→ **Task requirements**
Your answer must be every line of the data that contains "Accept".

→ **Supplied material**
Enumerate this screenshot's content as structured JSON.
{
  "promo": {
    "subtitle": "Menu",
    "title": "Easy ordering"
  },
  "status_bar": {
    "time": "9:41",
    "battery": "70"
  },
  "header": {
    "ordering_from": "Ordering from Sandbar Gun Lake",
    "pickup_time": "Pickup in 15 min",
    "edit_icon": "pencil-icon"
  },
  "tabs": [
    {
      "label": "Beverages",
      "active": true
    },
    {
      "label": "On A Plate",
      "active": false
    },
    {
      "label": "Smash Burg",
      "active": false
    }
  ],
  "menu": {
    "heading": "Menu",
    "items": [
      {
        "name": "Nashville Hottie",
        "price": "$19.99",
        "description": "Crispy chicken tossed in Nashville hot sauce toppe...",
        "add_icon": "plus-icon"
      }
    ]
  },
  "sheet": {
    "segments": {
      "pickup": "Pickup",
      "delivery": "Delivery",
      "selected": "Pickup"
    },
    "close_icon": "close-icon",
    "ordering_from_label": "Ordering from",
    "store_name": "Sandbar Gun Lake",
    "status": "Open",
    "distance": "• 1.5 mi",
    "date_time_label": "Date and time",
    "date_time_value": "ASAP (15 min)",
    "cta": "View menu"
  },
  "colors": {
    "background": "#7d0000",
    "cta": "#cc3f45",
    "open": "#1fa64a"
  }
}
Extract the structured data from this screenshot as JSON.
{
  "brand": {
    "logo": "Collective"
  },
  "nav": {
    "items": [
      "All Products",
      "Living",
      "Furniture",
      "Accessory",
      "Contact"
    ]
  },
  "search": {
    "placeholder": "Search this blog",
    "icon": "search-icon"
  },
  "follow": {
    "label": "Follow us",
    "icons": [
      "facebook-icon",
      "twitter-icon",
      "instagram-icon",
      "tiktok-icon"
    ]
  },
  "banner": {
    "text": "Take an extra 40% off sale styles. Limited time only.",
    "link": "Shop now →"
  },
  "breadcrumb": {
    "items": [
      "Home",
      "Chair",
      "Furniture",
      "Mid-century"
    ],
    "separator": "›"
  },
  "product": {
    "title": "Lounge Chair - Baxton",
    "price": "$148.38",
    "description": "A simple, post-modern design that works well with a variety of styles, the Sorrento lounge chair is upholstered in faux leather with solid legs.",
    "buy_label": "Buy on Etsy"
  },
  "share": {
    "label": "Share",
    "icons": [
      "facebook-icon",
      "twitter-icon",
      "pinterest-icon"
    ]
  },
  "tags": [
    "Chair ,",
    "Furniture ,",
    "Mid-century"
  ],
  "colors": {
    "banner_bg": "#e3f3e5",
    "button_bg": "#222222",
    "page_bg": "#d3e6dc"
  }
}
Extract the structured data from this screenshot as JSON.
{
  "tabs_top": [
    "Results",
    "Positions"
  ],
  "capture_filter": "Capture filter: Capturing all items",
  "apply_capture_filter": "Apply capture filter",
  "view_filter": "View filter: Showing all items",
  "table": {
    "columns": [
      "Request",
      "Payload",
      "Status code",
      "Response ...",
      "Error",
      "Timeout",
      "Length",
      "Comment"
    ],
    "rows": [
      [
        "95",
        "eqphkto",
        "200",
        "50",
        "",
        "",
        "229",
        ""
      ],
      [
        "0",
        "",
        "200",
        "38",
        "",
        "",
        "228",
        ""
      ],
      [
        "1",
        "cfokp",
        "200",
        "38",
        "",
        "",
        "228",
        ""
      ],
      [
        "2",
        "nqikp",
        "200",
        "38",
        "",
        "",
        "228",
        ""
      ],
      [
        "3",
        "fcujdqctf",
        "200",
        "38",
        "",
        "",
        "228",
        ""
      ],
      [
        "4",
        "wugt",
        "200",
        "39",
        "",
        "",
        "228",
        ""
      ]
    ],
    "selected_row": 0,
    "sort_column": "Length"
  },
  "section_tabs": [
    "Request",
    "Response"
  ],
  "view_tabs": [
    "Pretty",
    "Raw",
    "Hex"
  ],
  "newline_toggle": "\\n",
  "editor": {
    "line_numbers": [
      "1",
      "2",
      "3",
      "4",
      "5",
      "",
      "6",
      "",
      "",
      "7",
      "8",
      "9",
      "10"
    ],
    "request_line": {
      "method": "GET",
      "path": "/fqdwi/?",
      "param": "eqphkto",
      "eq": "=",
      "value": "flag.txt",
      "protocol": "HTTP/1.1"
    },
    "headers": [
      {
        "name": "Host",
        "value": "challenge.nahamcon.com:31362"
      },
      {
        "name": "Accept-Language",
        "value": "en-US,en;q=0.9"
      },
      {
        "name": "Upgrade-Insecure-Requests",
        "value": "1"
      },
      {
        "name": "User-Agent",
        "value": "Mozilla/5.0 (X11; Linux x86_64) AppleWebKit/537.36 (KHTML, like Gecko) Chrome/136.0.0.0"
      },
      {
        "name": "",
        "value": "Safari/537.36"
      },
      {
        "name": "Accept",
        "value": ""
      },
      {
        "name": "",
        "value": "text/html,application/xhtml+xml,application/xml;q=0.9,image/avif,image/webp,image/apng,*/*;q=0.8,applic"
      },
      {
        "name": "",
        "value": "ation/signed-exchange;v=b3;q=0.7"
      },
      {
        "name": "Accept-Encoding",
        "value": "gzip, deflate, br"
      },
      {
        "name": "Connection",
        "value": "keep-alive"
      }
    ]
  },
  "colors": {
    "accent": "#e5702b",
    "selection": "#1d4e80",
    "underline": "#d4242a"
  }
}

→ **Response**
        "name": "Accept-Language",
        "name": "Accept",
        "name": "Accept-Encoding",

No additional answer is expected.